Few books about interior woodwork make sense of traditional design styles as well as Traditional American Rooms by Brent Hull and Christine G.H. Franke. The first 27 pages alone are worth the $35 book price (from Amazon and others) for their concise encapsulation of the history of traditional architectural styles and lucid translation of the language of classical architecture. This language is what finish carpenters use to describe classical trim and period house styles, and what I, for one, haven’t always used accurately. Any of us who ever refer to “colonial” house designs, or invoke Georgian and Federal style, or discuss the parts and pieces of the cornices, wainscot, and baseboard that we install, owe it to ourselves to read the informative explanations that Hull and Franke provide.

The history of the origins of classical architecture occupy only a few pages at the front of the book. It’s an important introduction for trim carpenters to know. This is not a dry, academic treatment of history, but a succinct and direct tracing of the path from Vitruvius and Palladio—Roman authors who codified the classical orders—to the British architects who influenced Early American builders. For those, like myself, who have been hearing snippets of this history, it’s a valuable synopsis. For me, it’s the first time I’ve understood those Early American pattern books—the numerous Dover editions that many a carpenter has been inclined to pick up, such as Asher Benjamin’s American Builder’s Companion and William Ware’s The American Vignola—that are fun to look at but not easy to apply to trimwork. This history addresses those, but even better than fitting them into the context of architectural history, Hull and Franke provide us with a simple, clear way to study the parts and pieces of a range of traditional American interiors.

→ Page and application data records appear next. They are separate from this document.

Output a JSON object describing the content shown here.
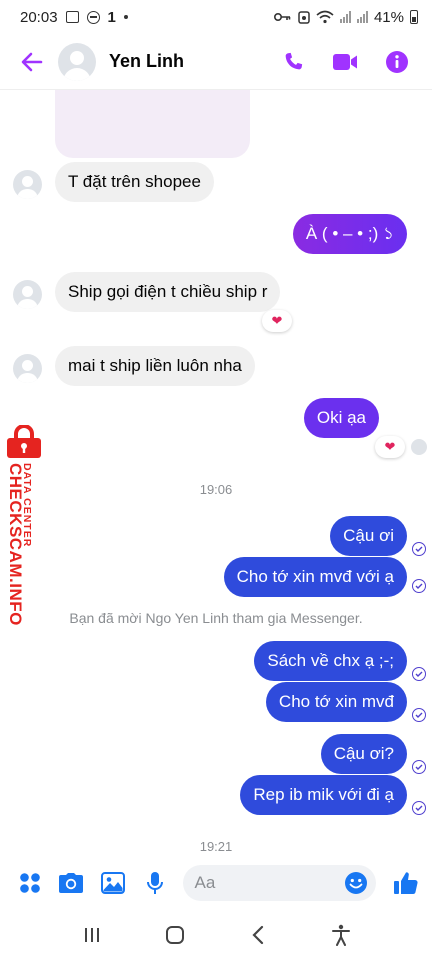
{
  "status_bar": {
    "time": "20:03",
    "extra": "1",
    "battery": "41%"
  },
  "header": {
    "contact_name": "Yen Linh"
  },
  "messages": {
    "m1": "T đặt trên shopee",
    "m2": "À ( • – • ;) ১",
    "m3": "Ship gọi điện t chiều ship r",
    "m3_reaction": "❤",
    "m4": "mai t ship liền luôn nha",
    "m5": "Oki ạa",
    "m5_reaction": "❤",
    "time_1": "19:06",
    "m6": "Cậu ơi",
    "m7": "Cho tớ xin mvđ với ạ",
    "system_note": "Bạn đã mời Ngo Yen Linh tham gia Messenger.",
    "m8": "Sách về chx ạ ;-;",
    "m9": "Cho tớ xin mvđ",
    "m10": "Cậu ơi?",
    "m11": "Rep ib mik với đi ạ",
    "time_2": "19:21"
  },
  "composer": {
    "placeholder": "Aa"
  },
  "watermark": {
    "line1": "DATA CENTER",
    "line2": "CHECKSCAM.INFO"
  },
  "colors": {
    "accent": "#a033ff",
    "outgoing": "#2f4bdc",
    "incoming": "#f0f0f0",
    "watermark": "#e52420"
  },
  "icons": [
    "back-arrow-icon",
    "phone-icon",
    "video-icon",
    "info-icon",
    "apps-icon",
    "camera-icon",
    "gallery-icon",
    "mic-icon",
    "emoji-icon",
    "like-icon",
    "recents-icon",
    "home-icon",
    "back-nav-icon",
    "accessibility-icon"
  ]
}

After the 27 pages of introduction, Traditional American Rooms looks at each of the rooms in the vast museum mansion that is the Winterthur Museum outside Wilmington, Del. This is one of the buildings, along with Carpenters Hall and Independence Hall in Philadelphia, or the First Unitarian Church in Providence, R.I., that every carpenter should visit at least once to get a three-dimensional immersion into our traditional American building roots. The Winterthur estate was created by Henry Francis du Pont, who collected rooms, dismantling them from 17th- and 18th-century homes all along the East Coast and reassembling them in his sprawling 175-room ancestral home.

Hull and Franke look at a crisp selection of these rooms, providing photographs and section drawings of the various trim parts. Their mission is tightly focused on demonstrating the classical language that they explain upfront, giving us a coherent understanding of how cornices, panels, and architraves in these select rooms are assembled and detailed. With parts numbered on photographs and corresponding drawings (see sample page at left), we are given a clear map to understand the terrain of the interior of the room, and once we get comfortable as readers with the terminology, quickly become well-versed not only in reading the room but also in comparing the styles in different rooms.

I found myself radically altering how I understood the more complex trimwork, so it no longer seems intimidating thinking of how it might be reproduced or adapted for a new space. This was a wonderful transformation in my thinking, and one that I hope many other carpenters can embrace.